Flowers make yellow look easy
Digitally altered photograph ©Dale Keiger. The actual tulip didn’t look like this. Well, it did, sort of.

Letter No. 81: Includes gratuitous use of Goethe and probably your first ever encounter with a paragraph that includes mention of both Caligula and Ceninni.

We find from experience that yellow excites a warm and agreeable impression…The eye is gladdened, the heart expanded and cheered, a glow seems at once to breathe toward us. — Goethe

That’s one view. For another, said Degas, “What a horrible thing yellow is.” Well okay then, sourpuss. Though from a certain perspective he had a point.

For centuries, humans have gone to a lot of trouble and risk to produce yellow paint. The ancient Egyptians knew about deriving yellow pigment from the mineral orpiment, as did the Romans, who called it auripigmentum, “gold paint.” People claimed the ghastly emperor Caligula could extract gold from it, but Pliny called bullshit on that one. Paint made from orpiment was indeed yellow but not suited for frescoes and reacted badly with other pigments. But it had a more serious drawback: it consisted of arsenic trisulphide. Ceninno Ceninni warned, “Beware of soiling your mouth with it, lest you suffer personal injury.” Such as death by arsenic poisoning. There was a reason the Romans mined it with slave labor.

Another source of yellow was gamboge. Did I mention going to trouble? For gamboge: 1) Nurture Garcinia trees in Southeast Asia for at least 10 years. 2) Cut deep gouges into their trunks. 3) As it trickles out, catch the sap in hollow bamboo tubes. 4) Wait a year or so for the sap to harden. 5) Shatter the bamboo and crush the rock-hard sap on an anvil with a hammer. 6) Form the resulting powder into small brownish cakes. 7) Sell to painters, who know to add drops of water that transform the cake, which I’ve seen described as “the color of old earwax” (I don’t want to know), into a gloriously yellow paint much favored by J.M.W. Turner.

Peter Paul Rubens made good use of lead tin yellow. Want some of your own? Take three parts lead monoxide, add one part tin dioxide, and heat to between 1,200 and 1,470 degrees Fahrenheit.
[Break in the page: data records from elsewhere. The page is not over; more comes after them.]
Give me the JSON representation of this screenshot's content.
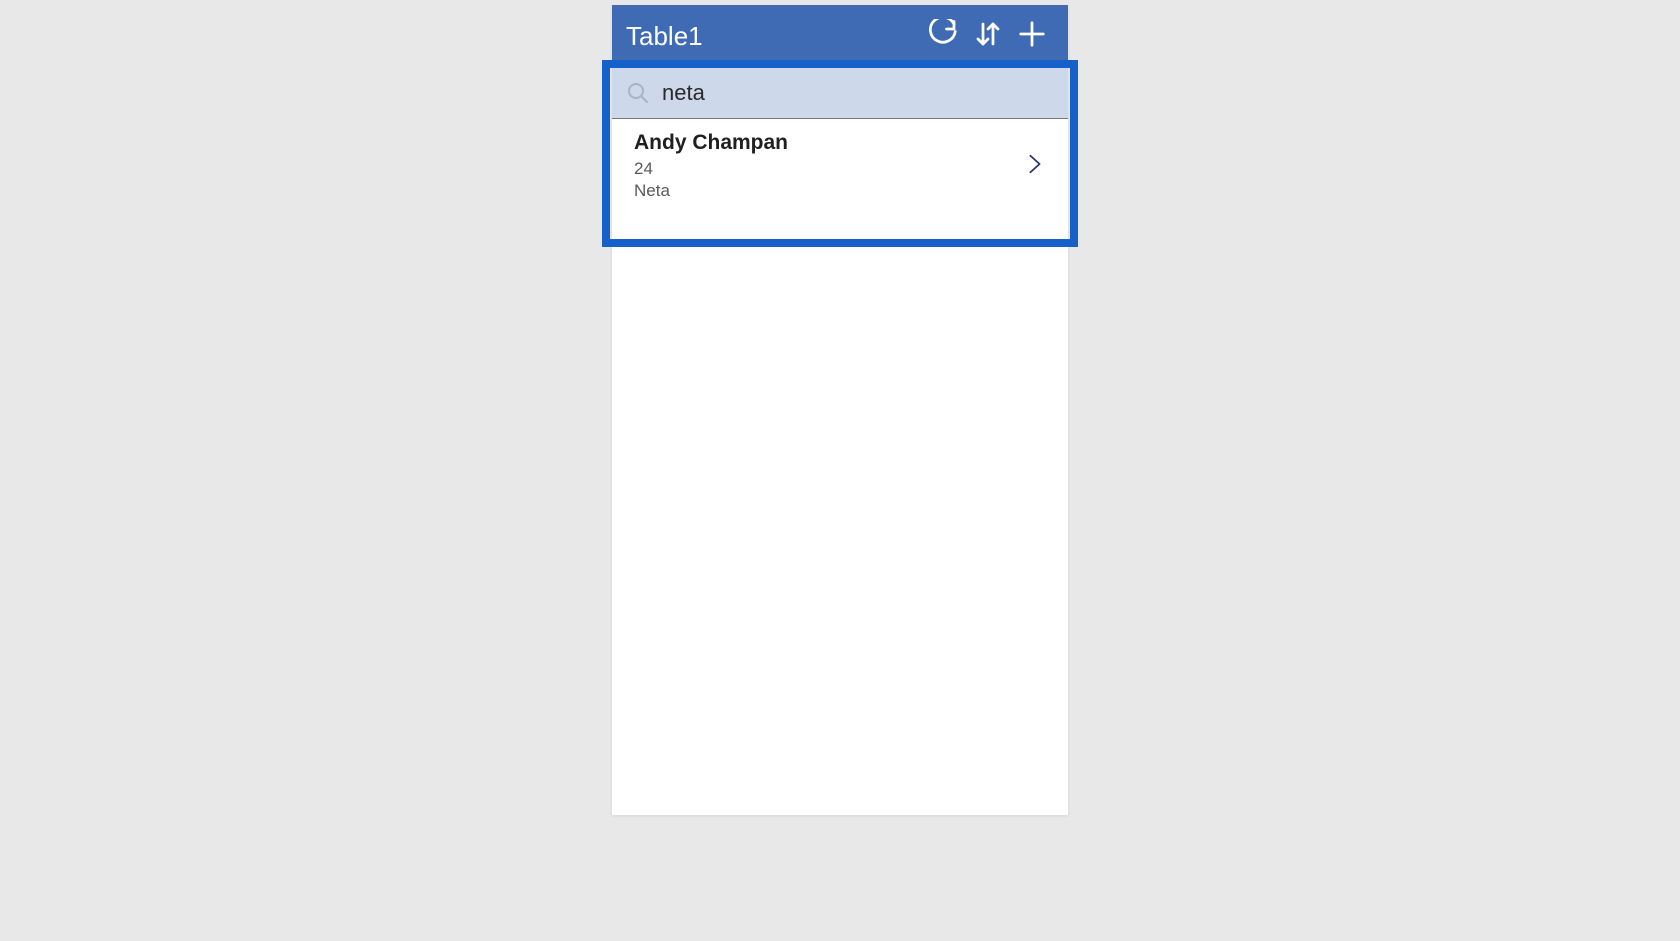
{
  "header": {
    "title": "Table1"
  },
  "search": {
    "value": "neta",
    "placeholder": ""
  },
  "results": [
    {
      "primary": "Andy Champan",
      "secondary": "24",
      "tertiary": "Neta"
    }
  ],
  "icons": {
    "refresh": "refresh-icon",
    "sort": "sort-icon",
    "add": "plus-icon",
    "search": "search-icon",
    "chevron": "chevron-right-icon"
  },
  "colors": {
    "header": "#3f6bb5",
    "highlight": "#1660c9",
    "search_bg": "#cdd8ea"
  }
}
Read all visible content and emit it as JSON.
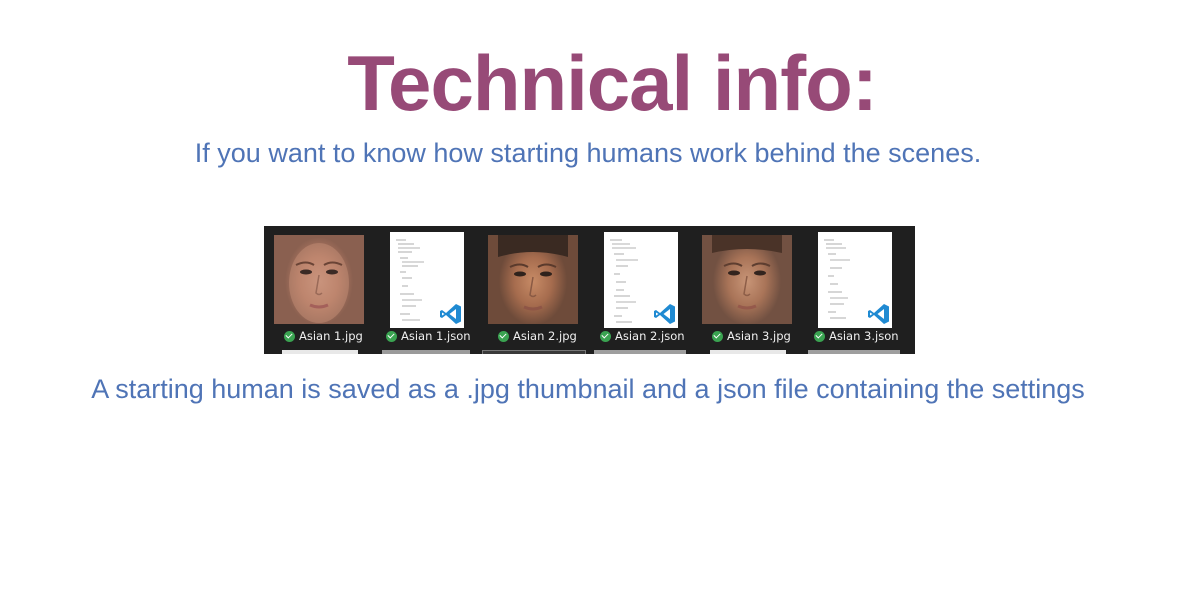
{
  "slide": {
    "title": "Technical info:",
    "subtitle": "If you want to know how starting humans work behind the scenes.",
    "caption": "A starting human is saved as a .jpg thumbnail and a json file containing the settings"
  },
  "explorer": {
    "files": [
      {
        "name": "Asian 1.jpg",
        "kind": "image",
        "status_icon": "synced-check-icon"
      },
      {
        "name": "Asian 1.json",
        "kind": "json",
        "app_icon": "vscode-icon",
        "status_icon": "synced-check-icon"
      },
      {
        "name": "Asian 2.jpg",
        "kind": "image",
        "status_icon": "synced-check-icon"
      },
      {
        "name": "Asian 2.json",
        "kind": "json",
        "app_icon": "vscode-icon",
        "status_icon": "synced-check-icon"
      },
      {
        "name": "Asian 3.jpg",
        "kind": "image",
        "status_icon": "synced-check-icon"
      },
      {
        "name": "Asian 3.json",
        "kind": "json",
        "app_icon": "vscode-icon",
        "status_icon": "synced-check-icon"
      }
    ]
  },
  "colors": {
    "title": "#974a77",
    "text": "#4f74b6",
    "explorer_bg": "#1f1f1f",
    "check": "#3aa351",
    "vscode": "#1f8ad2"
  }
}
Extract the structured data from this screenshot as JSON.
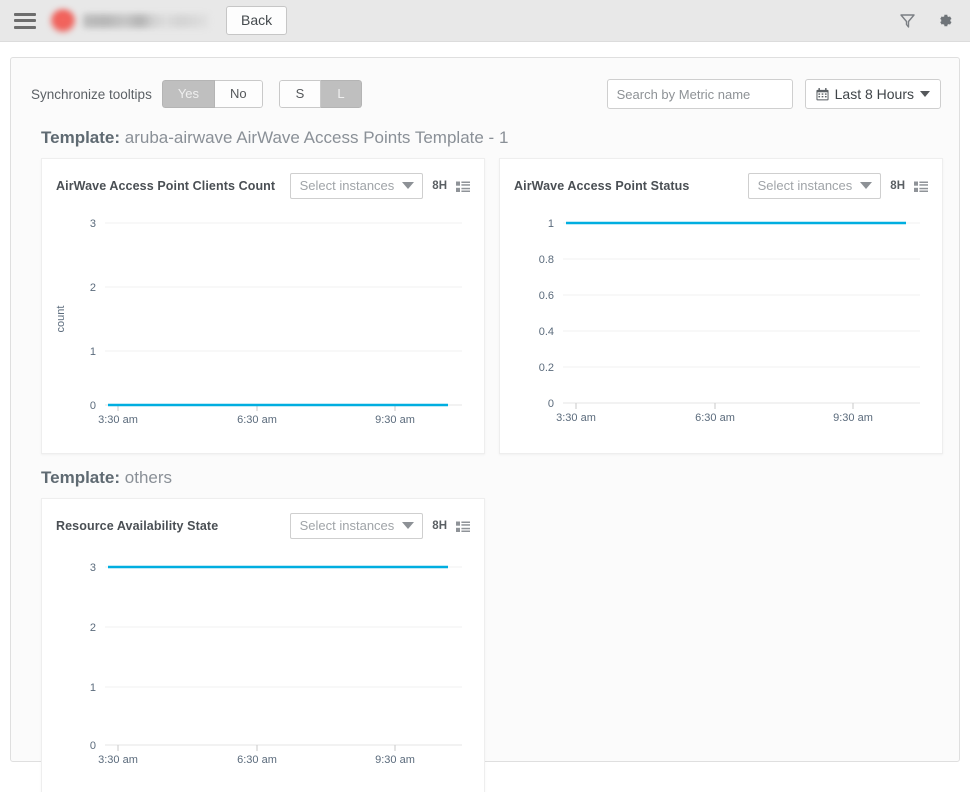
{
  "topbar": {
    "menu_icon": "hamburger-menu-icon",
    "logo": "redacted-brand-logo",
    "back_label": "Back",
    "filter_icon": "filter-funnel-icon",
    "settings_icon": "gear-icon"
  },
  "controls": {
    "sync_label": "Synchronize tooltips",
    "sync_yes": "Yes",
    "sync_no": "No",
    "sync_selected": "Yes",
    "size_s": "S",
    "size_l": "L",
    "size_selected": "L",
    "search_placeholder": "Search by Metric name",
    "search_value": "",
    "time_range": "Last 8 Hours",
    "calendar_icon": "calendar-icon",
    "caret_icon": "chevron-down-icon"
  },
  "colors": {
    "series": "#00aeE0",
    "topbar_bg": "#e8e8e8",
    "panel_bg": "#fbfbfb",
    "card_bg": "#ffffff",
    "tick_text": "#5b6b7c",
    "grid": "#f2f2f2",
    "segment_active": "#bfbfbf"
  },
  "sections": [
    {
      "label_prefix": "Template:",
      "label_value": "aruba-airwave AirWave Access Points Template - 1",
      "cards": [
        {
          "title": "AirWave Access Point Clients Count",
          "select_instances": "Select instances",
          "range_badge": "8H",
          "legend_icon": "legend-list-icon"
        },
        {
          "title": "AirWave Access Point Status",
          "select_instances": "Select instances",
          "range_badge": "8H",
          "legend_icon": "legend-list-icon"
        }
      ]
    },
    {
      "label_prefix": "Template:",
      "label_value": "others",
      "cards": [
        {
          "title": "Resource Availability State",
          "select_instances": "Select instances",
          "range_badge": "8H",
          "legend_icon": "legend-list-icon"
        }
      ]
    }
  ],
  "chart_data": [
    {
      "type": "line",
      "title": "AirWave Access Point Clients Count",
      "xlabel": "",
      "ylabel": "count",
      "ylim": [
        0,
        3
      ],
      "yticks": [
        0,
        1,
        2,
        3
      ],
      "ytick_labels": [
        "0",
        "1",
        "2",
        "3"
      ],
      "xtick_labels": [
        "3:30 am",
        "6:30 am",
        "9:30 am"
      ],
      "grid": true,
      "legend": "none",
      "series": [
        {
          "name": "clients count",
          "color": "#00aeE0",
          "x": [
            0,
            1
          ],
          "values": [
            0,
            0
          ]
        }
      ]
    },
    {
      "type": "line",
      "title": "AirWave Access Point Status",
      "xlabel": "",
      "ylabel": "",
      "ylim": [
        0,
        1
      ],
      "yticks": [
        0,
        0.2,
        0.4,
        0.6,
        0.8,
        1
      ],
      "ytick_labels": [
        "0",
        "0.2",
        "0.4",
        "0.6",
        "0.8",
        "1"
      ],
      "xtick_labels": [
        "3:30 am",
        "6:30 am",
        "9:30 am"
      ],
      "grid": true,
      "legend": "none",
      "series": [
        {
          "name": "status",
          "color": "#00aeE0",
          "x": [
            0,
            1
          ],
          "values": [
            1,
            1
          ]
        }
      ]
    },
    {
      "type": "line",
      "title": "Resource Availability State",
      "xlabel": "",
      "ylabel": "",
      "ylim": [
        0,
        3
      ],
      "yticks": [
        0,
        1,
        2,
        3
      ],
      "ytick_labels": [
        "0",
        "1",
        "2",
        "3"
      ],
      "xtick_labels": [
        "3:30 am",
        "6:30 am",
        "9:30 am"
      ],
      "grid": true,
      "legend": "none",
      "series": [
        {
          "name": "availability state",
          "color": "#00aeE0",
          "x": [
            0,
            1
          ],
          "values": [
            3,
            3
          ]
        }
      ]
    }
  ]
}
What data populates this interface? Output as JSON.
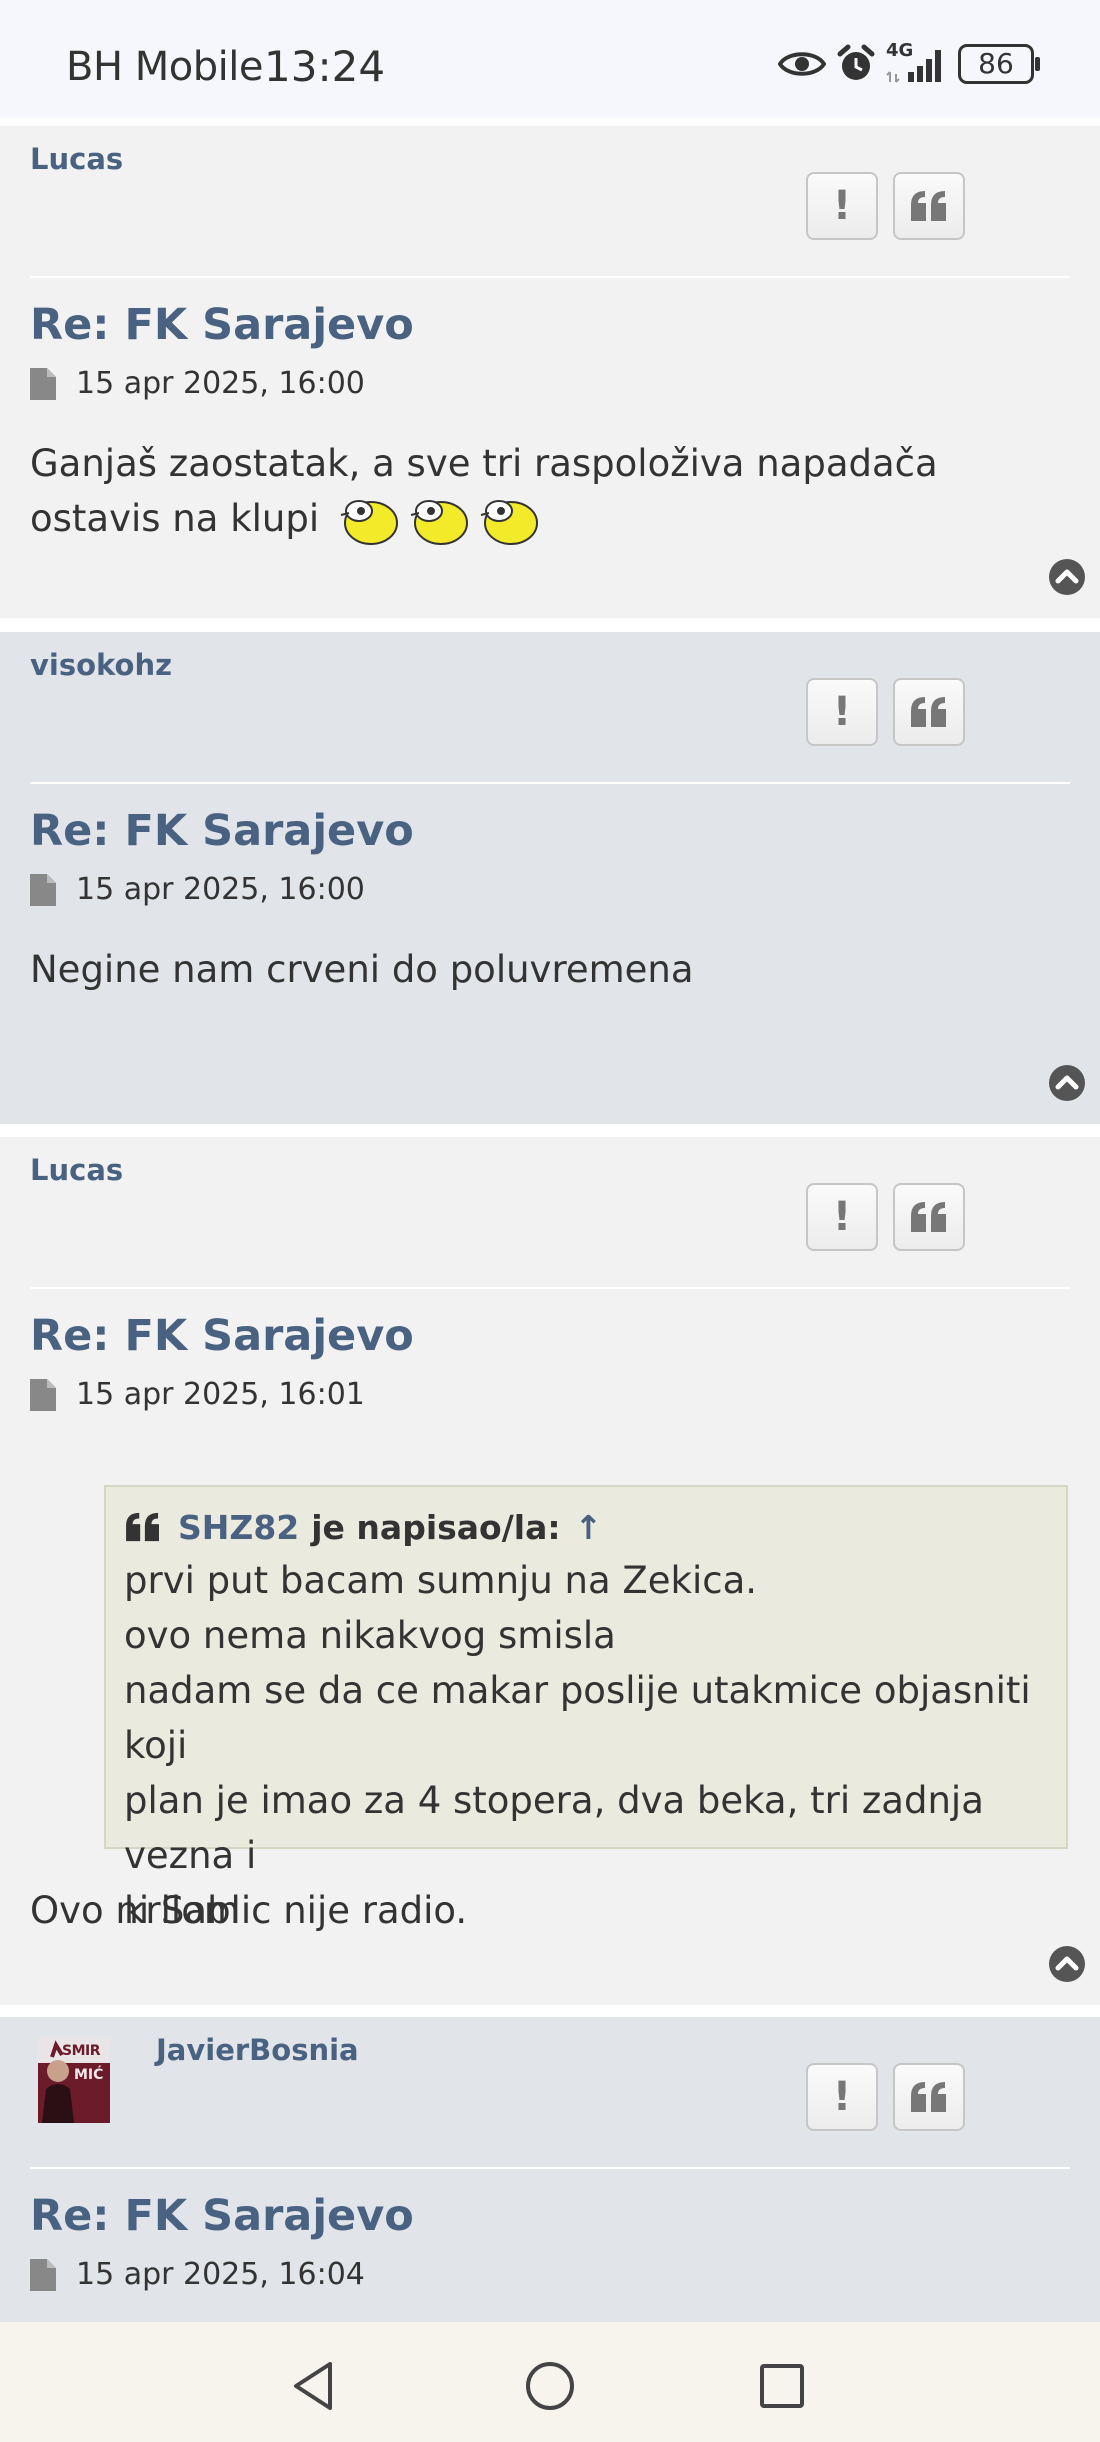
{
  "status_bar": {
    "carrier": "BH Mobile",
    "time": "13:24",
    "network": "4G",
    "battery": "86"
  },
  "posts": [
    {
      "author": "Lucas",
      "title": "Re: FK Sarajevo",
      "date": "15 apr 2025, 16:00",
      "content": "Ganjaš zaostatak, a sve tri raspoloživa napadača ostavis na klupi",
      "smileys": 3
    },
    {
      "author": "visokohz",
      "title": "Re: FK Sarajevo",
      "date": "15 apr 2025, 16:00",
      "content": "Negine nam crveni do poluvremena"
    },
    {
      "author": "Lucas",
      "title": "Re: FK Sarajevo",
      "date": "15 apr 2025, 16:01",
      "quote": {
        "author": "SHZ82",
        "wrote": "je napisao/la:",
        "arrow": "↑",
        "lines": [
          "prvi put bacam sumnju na Zekica.",
          "ovo nema nikakvog smisla",
          "nadam se da ce makar poslije utakmice objasniti koji",
          "plan je imao za 4 stopera, dva beka, tri zadnja vezna i",
          "krilom"
        ]
      },
      "content": "Ovo ni Sablic nije radio."
    },
    {
      "author": "JavierBosnia",
      "avatar_text": [
        "SMIR",
        "MIĆ"
      ],
      "title": "Re: FK Sarajevo",
      "date": "15 apr 2025, 16:04"
    }
  ],
  "buttons": {
    "report": "!"
  },
  "colors": {
    "accent": "#4a6281",
    "post_bg_light": "#f2f2f2",
    "post_bg_dark": "#e1e4e8",
    "quote_bg": "#ebeadf"
  },
  "icons": [
    "eye-icon",
    "alarm-icon",
    "signal-icon",
    "battery-icon",
    "report-icon",
    "quote-icon",
    "document-icon",
    "back-to-top-icon",
    "nav-back-icon",
    "nav-home-icon",
    "nav-recents-icon"
  ]
}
The cooler temperatures in the range produce a color more ruddy; if you want something nice and lemony, turn up the fire. Maybe do this outside the house.

Illuminating a manuscript and want to use a nice Persian yellow? Handpick 8,000 Crocus sativus blossoms, then pluck their stigmas. The 8,000 stigmas produce 100 grams of saffron threads—about 3.5 ounces—from which to distill your color, which tends toward the orange end of yellow’s range. Mix it with glair, a binder derived from egg whites, and you get a fine rich yellow, though.

All this labor to do what a tulip does simply by synthesizing carotene, without resort to grinding implements, extreme heat, slave labor, or egg whites. Flowers are the damnedest things.

Sources for esoteric knowledge of paint-making: Chromatopia: An Illustrated History of Color by David Coles, Bright Earth: Art and the Invention of Color by Phillip Ball, and The Secret Lives of Color by Kassia St. Clair.